Lump Sum Alimony
What is Lump Sum Alimony?
Although many are more familiar with alimony taking the form of monthly payments, in Georgia, alimony may also be awarded to one spouse in the form of a lump sum cash payment. This type of alimony should not be confused with equitable division of marital property. Lump sum alimony is not the division of the parties' marital assets. Lump sum alimony is when one spouse pays the other a lump sum or money from that spouse's separate estate or separate funds. Lump sum alimony may be best for situations where the alimony amount is such that it may be reasonably paid in a lump sum. It may be advantageous to the recipient as this form of payment eliminates the concern that the obligated spouse may cease paying the monthly obligation.
M&T Practice Pointer
Note that unlike periodic alimony, lump sum alimony is not subject to modification or termination.
Lump Sum Alimony can Take Many Forms
Retirement Plan or Account
Not only may a court order that an award of lump sum alimony be made in the form of a cash payment from the obligated spouses liquid assets, a court may also order property of one party to be sold in order to satisfy a lump sum alimony award.
Inheritance received by a spouse prior to the divorce or during the pendency of the divorce may also be ordered as the source of lump sum alimony.

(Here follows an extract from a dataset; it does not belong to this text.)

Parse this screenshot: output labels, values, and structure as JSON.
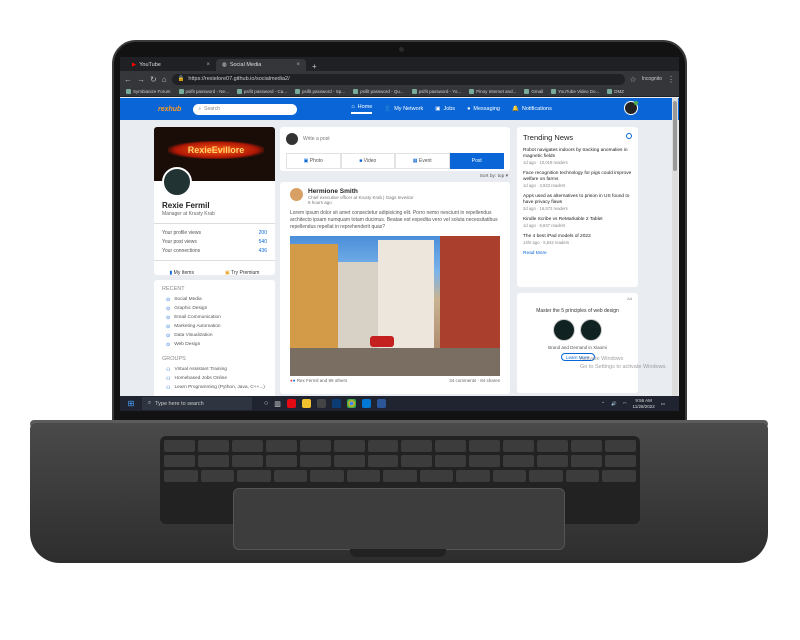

However, lump sum alimony may not be awarded from an inheritance or other source of funds that the obligated party is expected to receive. The amount must already be a part of the payer's estate.
Another source of funds that may be used to satisfy a lump sum alimony award is a retirement plan or retirement account like a 401(k) or IRA. If a court orders that lump sum alimony must be derived from this type of source, the court will enter a qualified domestic relations order (QDRO) so that the fund(s) may be split without incurring the tax consequences. QDROs are judgments, decrees or orders that assign benefits from a retirement plan or fund to a spouse, a former spouse or a child of the plan participant. The order or decree must concern alimony, child support or marital property rights. QDROs require complex and technical requirements to be met in order to be successful. Thus, if a QDRO may be necessary in your case, contact a one of our divorce lawyers with experience dealing with QDROs as well as other ways to facilitate alimony and property settlement.